Because we drop cpu_base->lock around calling hrtimer::function, it is
possible for hrtimer_start() to come in between and enqueue the timer.

If hrtimer::function then returns HRTIMER_RESTART we’ll hit the BUG_ON
because HRTIMER_STATE_ENQUEUED will be set.

Since the above is a perfectly valid scenario, remove the BUG_ON and
make the enqueue_hrtimer() call conditional on the timer not being
enqueued already.

NOTE: in that concurrent scenario its entirely common for both sites
to want to modify the hrtimer, since hrtimers don’t provide
serialization themselves be sure to provide some such that the
hrtimer::function and the hrtimer_start() caller don’t both try and
fudge the expiration state at the same time.

To that effect, add a WARN when someone tries to forward an already
enqueued timer, the most common way to change the expiry of self
restarting timers. Ideally we’d put the WARN in everything modifying
the expiry but most of that is inlines and we don’t need the bloat.

If you have any questions or concerns please let us know.



Lance Albertson

Oregon State University | Open Source Lab

Hi all,

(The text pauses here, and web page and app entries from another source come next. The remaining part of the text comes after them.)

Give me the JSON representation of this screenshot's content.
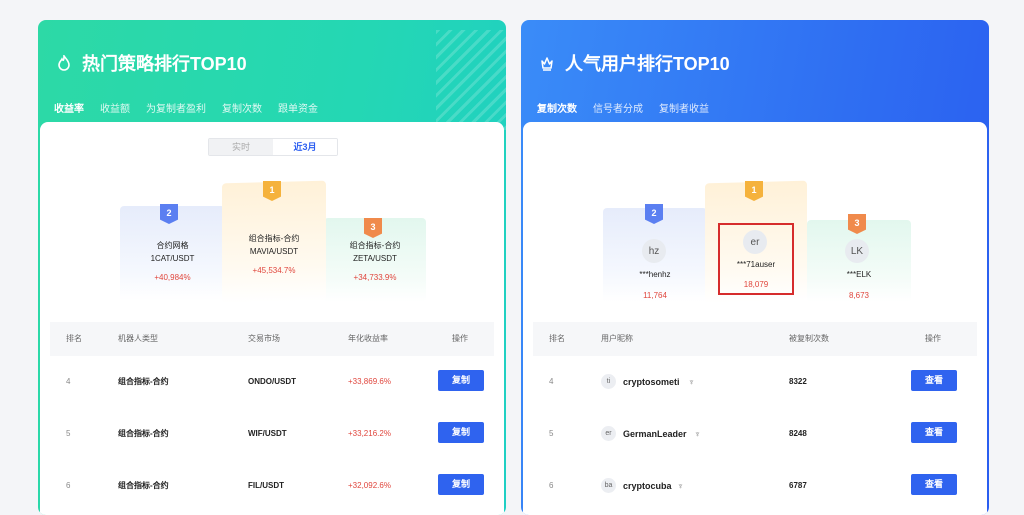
{
  "strategy": {
    "title": "热门策略排行TOP10",
    "tabs": [
      "收益率",
      "收益额",
      "为复制者盈利",
      "复制次数",
      "跟单资金"
    ],
    "toggle": [
      "实时",
      "近3月"
    ],
    "podium": [
      {
        "rank": "1",
        "name": "组合指标-合约",
        "pair": "MAVIA/USDT",
        "pct": "+45,534.7%"
      },
      {
        "rank": "2",
        "name": "合约网格",
        "pair": "1CAT/USDT",
        "pct": "+40,984%"
      },
      {
        "rank": "3",
        "name": "组合指标-合约",
        "pair": "ZETA/USDT",
        "pct": "+34,733.9%"
      }
    ],
    "columns": [
      "排名",
      "机器人类型",
      "交易市场",
      "年化收益率",
      "操作"
    ],
    "rows": [
      {
        "rank": "4",
        "type": "组合指标-合约",
        "market": "ONDO/USDT",
        "rate": "+33,869.6%",
        "action": "复制"
      },
      {
        "rank": "5",
        "type": "组合指标-合约",
        "market": "WIF/USDT",
        "rate": "+33,216.2%",
        "action": "复制"
      },
      {
        "rank": "6",
        "type": "组合指标-合约",
        "market": "FIL/USDT",
        "rate": "+32,092.6%",
        "action": "复制"
      }
    ]
  },
  "users": {
    "title": "人气用户排行TOP10",
    "tabs": [
      "复制次数",
      "信号者分成",
      "复制者收益"
    ],
    "podium": [
      {
        "rank": "1",
        "avatar": "er",
        "name": "***71auser",
        "count": "18,079"
      },
      {
        "rank": "2",
        "avatar": "hz",
        "name": "***henhz",
        "count": "11,764"
      },
      {
        "rank": "3",
        "avatar": "LK",
        "name": "***ELK",
        "count": "8,673"
      }
    ],
    "columns": [
      "排名",
      "用户昵称",
      "被复制次数",
      "操作"
    ],
    "rows": [
      {
        "rank": "4",
        "avatar": "ti",
        "name": "cryptosometi",
        "count": "8322",
        "action": "查看"
      },
      {
        "rank": "5",
        "avatar": "er",
        "name": "GermanLeader",
        "count": "8248",
        "action": "查看"
      },
      {
        "rank": "6",
        "avatar": "ba",
        "name": "cryptocuba",
        "count": "6787",
        "action": "查看"
      }
    ]
  },
  "icons": {
    "left_title": "flame-icon",
    "right_title": "crown-icon",
    "vip": "vip-icon"
  },
  "colors": {
    "green": "#2dd9a6",
    "blue": "#2f6ff2",
    "button": "#2f63ef",
    "gain": "#e0463d",
    "highlight": "#d62c2c"
  }
}
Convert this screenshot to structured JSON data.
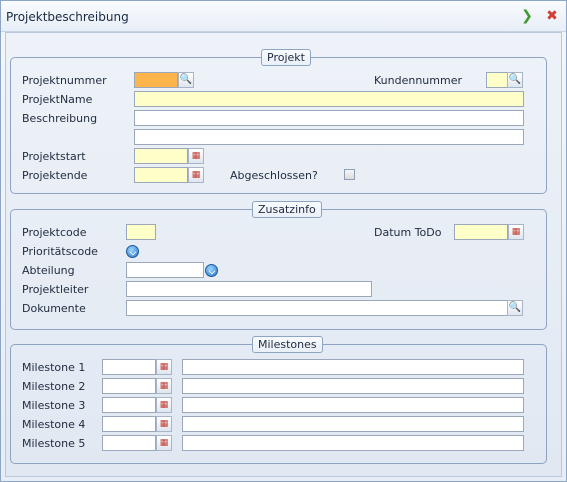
{
  "window": {
    "title": "Projektbeschreibung",
    "ok_icon": "arrow-right-icon",
    "close_icon": "close-icon"
  },
  "projekt": {
    "legend": "Projekt",
    "projektnummer_label": "Projektnummer",
    "kundennummer_label": "Kundennummer",
    "projektname_label": "ProjektName",
    "beschreibung_label": "Beschreibung",
    "projektstart_label": "Projektstart",
    "projektende_label": "Projektende",
    "abgeschlossen_label": "Abgeschlossen?"
  },
  "zusatzinfo": {
    "legend": "Zusatzinfo",
    "projektcode_label": "Projektcode",
    "datum_todo_label": "Datum ToDo",
    "prioritaetscode_label": "Prioritätscode",
    "abteilung_label": "Abteilung",
    "projektleiter_label": "Projektleiter",
    "dokumente_label": "Dokumente"
  },
  "milestones": {
    "legend": "Milestones",
    "items": [
      {
        "label": "Milestone 1"
      },
      {
        "label": "Milestone 2"
      },
      {
        "label": "Milestone 3"
      },
      {
        "label": "Milestone 4"
      },
      {
        "label": "Milestone 5"
      }
    ]
  },
  "colors": {
    "required_field": "#fefec9",
    "active_field": "#fdb44d",
    "border": "#8da4c3"
  }
}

I wanted to send you an update on this situation as it seems to keep happening. Unfortunately it doesn’t seem that RHEL has released a new kernel which resolves this issue. Over the past few days I’ve been rebooting nodes to apply the L1TF vulnerability fixes which of course means these nodes are now running the kernel which has this bug. This has made the cluster more unstable unfortunately causing multiple reboots a day.

I’m currently working on deploying a new mainline kernel to mitigate this issue and hope to have it deployed by the end of today.

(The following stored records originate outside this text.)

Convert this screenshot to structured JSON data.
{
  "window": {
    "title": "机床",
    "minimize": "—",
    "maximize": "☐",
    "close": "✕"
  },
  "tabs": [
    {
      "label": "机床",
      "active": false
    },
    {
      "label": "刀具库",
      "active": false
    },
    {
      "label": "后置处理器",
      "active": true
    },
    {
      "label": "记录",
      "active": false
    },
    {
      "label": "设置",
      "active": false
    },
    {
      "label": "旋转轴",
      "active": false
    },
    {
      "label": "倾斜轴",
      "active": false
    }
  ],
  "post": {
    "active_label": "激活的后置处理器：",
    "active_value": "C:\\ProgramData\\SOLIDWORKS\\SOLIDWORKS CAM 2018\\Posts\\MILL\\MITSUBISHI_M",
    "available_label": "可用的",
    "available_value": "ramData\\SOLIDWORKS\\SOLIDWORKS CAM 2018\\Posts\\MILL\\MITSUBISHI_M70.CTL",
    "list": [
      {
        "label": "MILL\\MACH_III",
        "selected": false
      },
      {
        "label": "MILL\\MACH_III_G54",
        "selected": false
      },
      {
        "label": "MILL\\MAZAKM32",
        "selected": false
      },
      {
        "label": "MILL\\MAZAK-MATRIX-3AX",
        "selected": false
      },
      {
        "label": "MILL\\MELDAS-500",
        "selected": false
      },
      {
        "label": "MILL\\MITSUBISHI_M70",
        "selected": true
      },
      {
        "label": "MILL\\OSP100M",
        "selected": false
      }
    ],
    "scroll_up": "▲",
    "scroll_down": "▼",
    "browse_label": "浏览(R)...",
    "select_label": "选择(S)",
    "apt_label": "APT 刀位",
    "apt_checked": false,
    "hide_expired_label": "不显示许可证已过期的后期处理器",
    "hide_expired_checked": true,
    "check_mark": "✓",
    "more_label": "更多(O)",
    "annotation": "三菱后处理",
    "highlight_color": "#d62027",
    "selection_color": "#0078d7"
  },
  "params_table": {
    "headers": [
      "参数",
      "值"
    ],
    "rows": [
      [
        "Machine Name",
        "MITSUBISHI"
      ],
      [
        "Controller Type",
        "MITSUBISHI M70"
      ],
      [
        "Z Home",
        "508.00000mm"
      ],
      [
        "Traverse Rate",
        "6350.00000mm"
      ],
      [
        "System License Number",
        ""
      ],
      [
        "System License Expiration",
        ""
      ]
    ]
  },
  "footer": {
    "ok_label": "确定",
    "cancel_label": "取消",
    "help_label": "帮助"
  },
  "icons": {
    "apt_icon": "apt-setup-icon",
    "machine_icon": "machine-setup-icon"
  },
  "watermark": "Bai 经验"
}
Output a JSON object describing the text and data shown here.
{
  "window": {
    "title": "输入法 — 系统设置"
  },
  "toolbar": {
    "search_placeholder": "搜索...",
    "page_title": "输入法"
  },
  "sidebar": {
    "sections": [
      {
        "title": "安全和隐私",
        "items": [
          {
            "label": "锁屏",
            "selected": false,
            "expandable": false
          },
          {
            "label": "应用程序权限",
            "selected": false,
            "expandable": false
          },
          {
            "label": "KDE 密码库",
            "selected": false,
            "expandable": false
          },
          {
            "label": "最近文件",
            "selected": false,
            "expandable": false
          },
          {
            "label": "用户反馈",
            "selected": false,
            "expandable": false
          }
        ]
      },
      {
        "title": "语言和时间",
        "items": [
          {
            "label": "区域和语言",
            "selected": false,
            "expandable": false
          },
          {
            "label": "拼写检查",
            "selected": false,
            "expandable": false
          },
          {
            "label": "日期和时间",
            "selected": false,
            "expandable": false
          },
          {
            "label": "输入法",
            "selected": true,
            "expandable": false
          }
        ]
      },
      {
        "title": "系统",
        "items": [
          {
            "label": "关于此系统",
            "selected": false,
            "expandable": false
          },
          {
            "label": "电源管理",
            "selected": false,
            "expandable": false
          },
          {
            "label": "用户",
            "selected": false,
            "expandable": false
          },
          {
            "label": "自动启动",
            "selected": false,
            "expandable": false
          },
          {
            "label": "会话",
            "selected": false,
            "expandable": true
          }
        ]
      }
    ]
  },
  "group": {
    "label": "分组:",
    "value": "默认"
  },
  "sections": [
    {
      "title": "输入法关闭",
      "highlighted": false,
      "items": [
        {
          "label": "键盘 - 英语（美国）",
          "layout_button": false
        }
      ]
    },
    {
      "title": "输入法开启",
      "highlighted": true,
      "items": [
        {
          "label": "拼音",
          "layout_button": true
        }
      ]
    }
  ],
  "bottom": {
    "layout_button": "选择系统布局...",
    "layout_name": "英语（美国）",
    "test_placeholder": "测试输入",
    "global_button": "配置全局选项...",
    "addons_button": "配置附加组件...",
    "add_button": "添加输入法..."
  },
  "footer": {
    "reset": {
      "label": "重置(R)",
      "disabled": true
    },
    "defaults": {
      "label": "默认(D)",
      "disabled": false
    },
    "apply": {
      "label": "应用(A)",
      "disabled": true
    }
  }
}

Lance Albertson

Oregon State University | Open Source Lab

I’ve deployed a new kernel on all of our production ganeti nodes and the systems seem to be running better now. I’ll keep an eye on it for the next few days to be sure everything is still working properly.



Lance Albertson

Oregon State University | Open Source Lab